## Given entries
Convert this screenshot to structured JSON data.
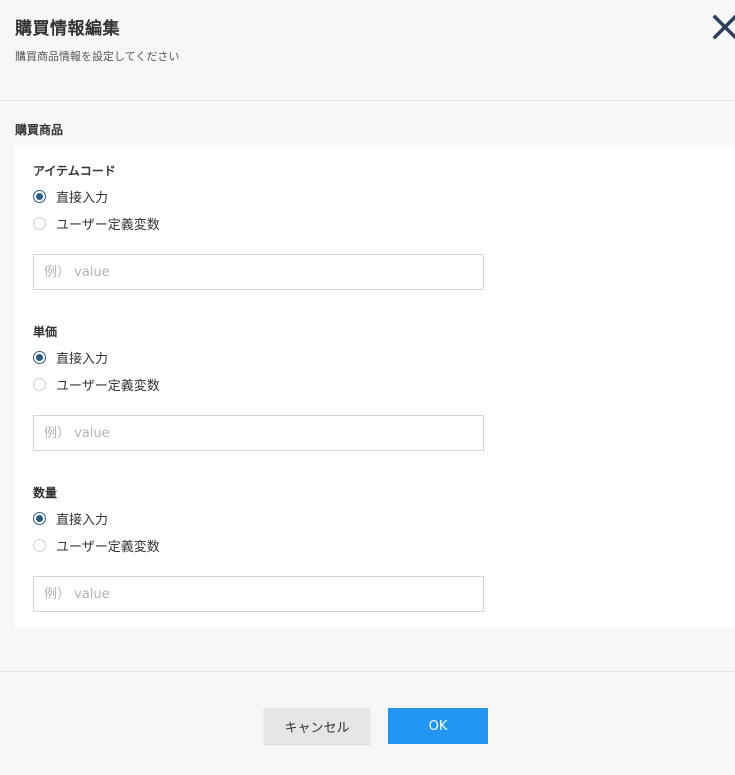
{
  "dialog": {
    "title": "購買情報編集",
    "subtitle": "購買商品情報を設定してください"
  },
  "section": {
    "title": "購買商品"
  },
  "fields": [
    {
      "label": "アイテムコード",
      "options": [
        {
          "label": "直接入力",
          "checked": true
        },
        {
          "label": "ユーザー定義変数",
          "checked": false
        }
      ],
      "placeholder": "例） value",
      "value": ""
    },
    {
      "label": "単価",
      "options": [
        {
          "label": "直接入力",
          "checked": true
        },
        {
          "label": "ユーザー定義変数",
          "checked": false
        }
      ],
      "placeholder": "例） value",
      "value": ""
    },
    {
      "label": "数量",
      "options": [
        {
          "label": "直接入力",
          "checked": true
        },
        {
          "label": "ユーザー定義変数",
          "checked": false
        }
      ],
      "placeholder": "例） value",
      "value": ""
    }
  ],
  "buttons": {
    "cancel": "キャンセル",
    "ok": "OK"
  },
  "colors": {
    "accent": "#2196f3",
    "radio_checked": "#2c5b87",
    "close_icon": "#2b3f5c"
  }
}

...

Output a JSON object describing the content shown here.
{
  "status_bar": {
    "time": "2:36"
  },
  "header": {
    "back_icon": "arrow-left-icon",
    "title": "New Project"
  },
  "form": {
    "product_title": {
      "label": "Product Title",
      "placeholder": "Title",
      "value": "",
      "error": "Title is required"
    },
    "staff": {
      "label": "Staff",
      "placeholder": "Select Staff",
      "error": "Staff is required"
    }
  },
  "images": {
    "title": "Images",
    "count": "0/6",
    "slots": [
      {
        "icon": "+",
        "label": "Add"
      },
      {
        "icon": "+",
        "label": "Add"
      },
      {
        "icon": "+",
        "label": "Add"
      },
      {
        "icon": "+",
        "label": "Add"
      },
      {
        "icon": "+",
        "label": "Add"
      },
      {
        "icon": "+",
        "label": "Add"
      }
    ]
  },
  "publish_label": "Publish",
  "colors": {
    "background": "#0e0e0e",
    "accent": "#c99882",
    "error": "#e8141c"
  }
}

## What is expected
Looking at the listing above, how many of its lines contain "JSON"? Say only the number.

## Written solution
2